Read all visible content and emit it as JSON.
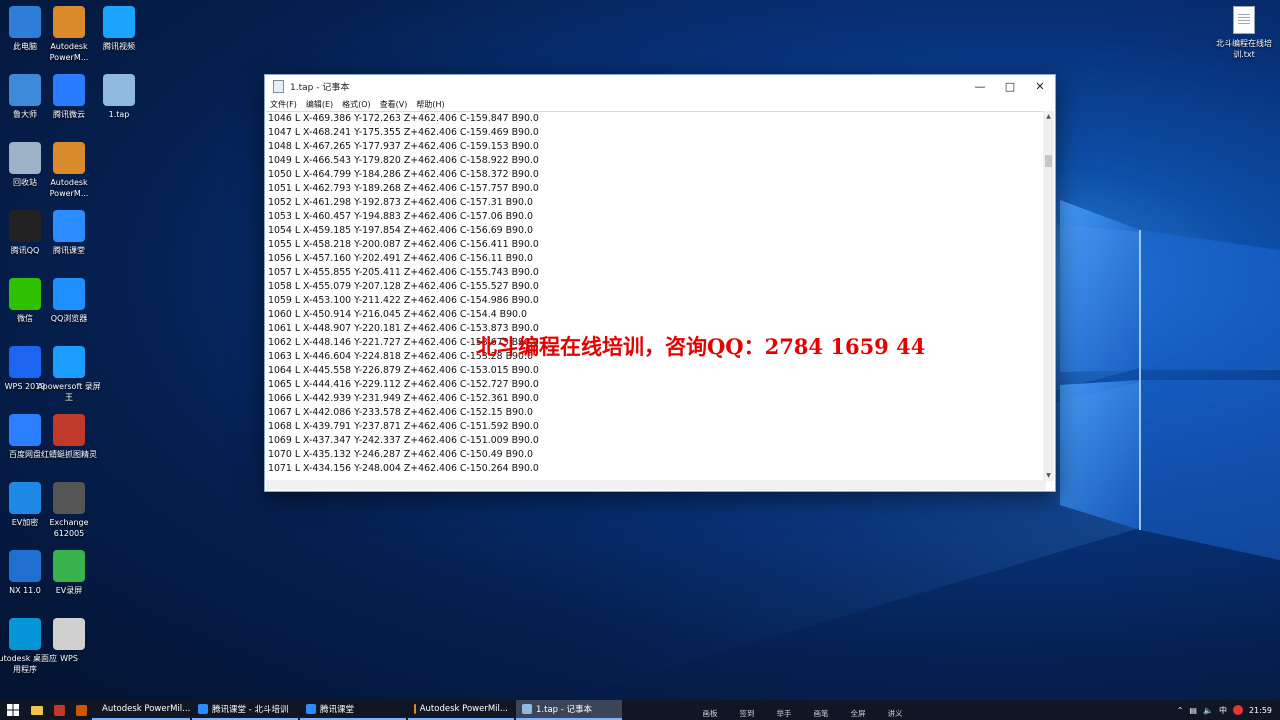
{
  "desktop_icons": [
    {
      "label": "此电脑",
      "icon": "computer-icon",
      "color": "#2e7dd7"
    },
    {
      "label": "Autodesk PowerM...",
      "icon": "powermill-icon",
      "color": "#d98a2a"
    },
    {
      "label": "腾讯视频",
      "icon": "tencent-video-icon",
      "color": "#1aa3ff"
    },
    {
      "label": "鲁大师",
      "icon": "ludashi-icon",
      "color": "#3c8ad8"
    },
    {
      "label": "腾讯微云",
      "icon": "weiyun-icon",
      "color": "#2a7cff"
    },
    {
      "label": "1.tap",
      "icon": "file-icon",
      "color": "#8fb9e0"
    },
    {
      "label": "回收站",
      "icon": "recycle-bin-icon",
      "color": "#9fb3c8"
    },
    {
      "label": "Autodesk PowerM...",
      "icon": "powermill-icon",
      "color": "#d98a2a"
    },
    {
      "label": "腾讯QQ",
      "icon": "qq-icon",
      "color": "#222222"
    },
    {
      "label": "腾讯课堂",
      "icon": "tencent-classroom-icon",
      "color": "#2a8cff"
    },
    {
      "label": "微信",
      "icon": "wechat-icon",
      "color": "#2dc100"
    },
    {
      "label": "QQ浏览器",
      "icon": "qq-browser-icon",
      "color": "#1e90ff"
    },
    {
      "label": "WPS 2019",
      "icon": "wps-icon",
      "color": "#1c64f2"
    },
    {
      "label": "Apowersoft 录屏王",
      "icon": "recorder-icon",
      "color": "#1a9dff"
    },
    {
      "label": "百度网盘",
      "icon": "baidu-netdisk-icon",
      "color": "#2a7fff"
    },
    {
      "label": "红蜻蜓抓图精灵",
      "icon": "dragonfly-icon",
      "color": "#c0392b"
    },
    {
      "label": "EV加密",
      "icon": "ev-encrypt-icon",
      "color": "#1e88e5"
    },
    {
      "label": "Exchange 612005",
      "icon": "exchange-icon",
      "color": "#555555"
    },
    {
      "label": "NX 11.0",
      "icon": "nx-icon",
      "color": "#1e6fd0"
    },
    {
      "label": "EV录屏",
      "icon": "ev-recorder-icon",
      "color": "#37b24d"
    },
    {
      "label": "Autodesk 桌面应用程序",
      "icon": "autodesk-icon",
      "color": "#0696d7"
    },
    {
      "label": "WPS",
      "icon": "wps-file-icon",
      "color": "#d0d0d0"
    }
  ],
  "desktop_file": {
    "label": "北斗编程在线培训.txt"
  },
  "notepad": {
    "title": "1.tap - 记事本",
    "menu": [
      "文件(F)",
      "编辑(E)",
      "格式(O)",
      "查看(V)",
      "帮助(H)"
    ],
    "lines": [
      "1046 L X-469.386 Y-172.263 Z+462.406 C-159.847 B90.0",
      "1047 L X-468.241 Y-175.355 Z+462.406 C-159.469 B90.0",
      "1048 L X-467.265 Y-177.937 Z+462.406 C-159.153 B90.0",
      "1049 L X-466.543 Y-179.820 Z+462.406 C-158.922 B90.0",
      "1050 L X-464.799 Y-184.286 Z+462.406 C-158.372 B90.0",
      "1051 L X-462.793 Y-189.268 Z+462.406 C-157.757 B90.0",
      "1052 L X-461.298 Y-192.873 Z+462.406 C-157.31 B90.0",
      "1053 L X-460.457 Y-194.883 Z+462.406 C-157.06 B90.0",
      "1054 L X-459.185 Y-197.854 Z+462.406 C-156.69 B90.0",
      "1055 L X-458.218 Y-200.087 Z+462.406 C-156.411 B90.0",
      "1056 L X-457.160 Y-202.491 Z+462.406 C-156.11 B90.0",
      "1057 L X-455.855 Y-205.411 Z+462.406 C-155.743 B90.0",
      "1058 L X-455.079 Y-207.128 Z+462.406 C-155.527 B90.0",
      "1059 L X-453.100 Y-211.422 Z+462.406 C-154.986 B90.0",
      "1060 L X-450.914 Y-216.045 Z+462.406 C-154.4 B90.0",
      "1061 L X-448.907 Y-220.181 Z+462.406 C-153.873 B90.0",
      "1062 L X-448.146 Y-221.727 Z+462.406 C-153.673 B90.0",
      "1063 L X-446.604 Y-224.818 Z+462.406 C-153.28 B90.0",
      "1064 L X-445.558 Y-226.879 Z+462.406 C-153.015 B90.0",
      "1065 L X-444.416 Y-229.112 Z+462.406 C-152.727 B90.0",
      "1066 L X-442.939 Y-231.949 Z+462.406 C-152.361 B90.0",
      "1067 L X-442.086 Y-233.578 Z+462.406 C-152.15 B90.0",
      "1068 L X-439.791 Y-237.871 Z+462.406 C-151.592 B90.0",
      "1069 L X-437.347 Y-242.337 Z+462.406 C-151.009 B90.0",
      "1070 L X-435.132 Y-246.287 Z+462.406 C-150.49 B90.0",
      "1071 L X-434.156 Y-248.004 Z+462.406 C-150.264 B90.0"
    ]
  },
  "watermark": "北斗编程在线培训，咨询QQ：2784 1659 44",
  "taskbar": {
    "tasks": [
      {
        "label": "Autodesk PowerMil...",
        "color": "#d98a2a",
        "active": false
      },
      {
        "label": "腾讯课堂 - 北斗培训",
        "color": "#2a8cff",
        "active": false
      },
      {
        "label": "腾讯课堂",
        "color": "#2a8cff",
        "active": false
      },
      {
        "label": "Autodesk PowerMil...",
        "color": "#d98a2a",
        "active": false
      },
      {
        "label": "1.tap - 记事本",
        "color": "#8fb9e0",
        "active": true
      }
    ],
    "ime": [
      "画板",
      "签到",
      "举手",
      "画笔",
      "全屏",
      "讲义"
    ],
    "tray_lang": "中",
    "clock": "21:59"
  }
}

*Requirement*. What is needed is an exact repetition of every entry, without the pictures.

*Output below*.
Read all visible content and emit it as JSON.
{
  "desktop_icons": [
    {
      "label": "此电脑",
      "icon": "computer-icon",
      "color": "#2e7dd7"
    },
    {
      "label": "Autodesk PowerM...",
      "icon": "powermill-icon",
      "color": "#d98a2a"
    },
    {
      "label": "腾讯视频",
      "icon": "tencent-video-icon",
      "color": "#1aa3ff"
    },
    {
      "label": "鲁大师",
      "icon": "ludashi-icon",
      "color": "#3c8ad8"
    },
    {
      "label": "腾讯微云",
      "icon": "weiyun-icon",
      "color": "#2a7cff"
    },
    {
      "label": "1.tap",
      "icon": "file-icon",
      "color": "#8fb9e0"
    },
    {
      "label": "回收站",
      "icon": "recycle-bin-icon",
      "color": "#9fb3c8"
    },
    {
      "label": "Autodesk PowerM...",
      "icon": "powermill-icon",
      "color": "#d98a2a"
    },
    {
      "label": "腾讯QQ",
      "icon": "qq-icon",
      "color": "#222222"
    },
    {
      "label": "腾讯课堂",
      "icon": "tencent-classroom-icon",
      "color": "#2a8cff"
    },
    {
      "label": "微信",
      "icon": "wechat-icon",
      "color": "#2dc100"
    },
    {
      "label": "QQ浏览器",
      "icon": "qq-browser-icon",
      "color": "#1e90ff"
    },
    {
      "label": "WPS 2019",
      "icon": "wps-icon",
      "color": "#1c64f2"
    },
    {
      "label": "Apowersoft 录屏王",
      "icon": "recorder-icon",
      "color": "#1a9dff"
    },
    {
      "label": "百度网盘",
      "icon": "baidu-netdisk-icon",
      "color": "#2a7fff"
    },
    {
      "label": "红蜻蜓抓图精灵",
      "icon": "dragonfly-icon",
      "color": "#c0392b"
    },
    {
      "label": "EV加密",
      "icon": "ev-encrypt-icon",
      "color": "#1e88e5"
    },
    {
      "label": "Exchange 612005",
      "icon": "exchange-icon",
      "color": "#555555"
    },
    {
      "label": "NX 11.0",
      "icon": "nx-icon",
      "color": "#1e6fd0"
    },
    {
      "label": "EV录屏",
      "icon": "ev-recorder-icon",
      "color": "#37b24d"
    },
    {
      "label": "Autodesk 桌面应用程序",
      "icon": "autodesk-icon",
      "color": "#0696d7"
    },
    {
      "label": "WPS",
      "icon": "wps-file-icon",
      "color": "#d0d0d0"
    }
  ],
  "desktop_file": {
    "label": "北斗编程在线培训.txt"
  },
  "notepad": {
    "title": "1.tap - 记事本",
    "menu": [
      "文件(F)",
      "编辑(E)",
      "格式(O)",
      "查看(V)",
      "帮助(H)"
    ],
    "lines": [
      "1046 L X-469.386 Y-172.263 Z+462.406 C-159.847 B90.0",
      "1047 L X-468.241 Y-175.355 Z+462.406 C-159.469 B90.0",
      "1048 L X-467.265 Y-177.937 Z+462.406 C-159.153 B90.0",
      "1049 L X-466.543 Y-179.820 Z+462.406 C-158.922 B90.0",
      "1050 L X-464.799 Y-184.286 Z+462.406 C-158.372 B90.0",
      "1051 L X-462.793 Y-189.268 Z+462.406 C-157.757 B90.0",
      "1052 L X-461.298 Y-192.873 Z+462.406 C-157.31 B90.0",
      "1053 L X-460.457 Y-194.883 Z+462.406 C-157.06 B90.0",
      "1054 L X-459.185 Y-197.854 Z+462.406 C-156.69 B90.0",
      "1055 L X-458.218 Y-200.087 Z+462.406 C-156.411 B90.0",
      "1056 L X-457.160 Y-202.491 Z+462.406 C-156.11 B90.0",
      "1057 L X-455.855 Y-205.411 Z+462.406 C-155.743 B90.0",
      "1058 L X-455.079 Y-207.128 Z+462.406 C-155.527 B90.0",
      "1059 L X-453.100 Y-211.422 Z+462.406 C-154.986 B90.0",
      "1060 L X-450.914 Y-216.045 Z+462.406 C-154.4 B90.0",
      "1061 L X-448.907 Y-220.181 Z+462.406 C-153.873 B90.0",
      "1062 L X-448.146 Y-221.727 Z+462.406 C-153.673 B90.0",
      "1063 L X-446.604 Y-224.818 Z+462.406 C-153.28 B90.0",
      "1064 L X-445.558 Y-226.879 Z+462.406 C-153.015 B90.0",
      "1065 L X-444.416 Y-229.112 Z+462.406 C-152.727 B90.0",
      "1066 L X-442.939 Y-231.949 Z+462.406 C-152.361 B90.0",
      "1067 L X-442.086 Y-233.578 Z+462.406 C-152.15 B90.0",
      "1068 L X-439.791 Y-237.871 Z+462.406 C-151.592 B90.0",
      "1069 L X-437.347 Y-242.337 Z+462.406 C-151.009 B90.0",
      "1070 L X-435.132 Y-246.287 Z+462.406 C-150.49 B90.0",
      "1071 L X-434.156 Y-248.004 Z+462.406 C-150.264 B90.0"
    ]
  },
  "watermark": "北斗编程在线培训，咨询QQ：2784 1659 44",
  "taskbar": {
    "tasks": [
      {
        "label": "Autodesk PowerMil...",
        "color": "#d98a2a",
        "active": false
      },
      {
        "label": "腾讯课堂 - 北斗培训",
        "color": "#2a8cff",
        "active": false
      },
      {
        "label": "腾讯课堂",
        "color": "#2a8cff",
        "active": false
      },
      {
        "label": "Autodesk PowerMil...",
        "color": "#d98a2a",
        "active": false
      },
      {
        "label": "1.tap - 记事本",
        "color": "#8fb9e0",
        "active": true
      }
    ],
    "ime": [
      "画板",
      "签到",
      "举手",
      "画笔",
      "全屏",
      "讲义"
    ],
    "tray_lang": "中",
    "clock": "21:59"
  }
}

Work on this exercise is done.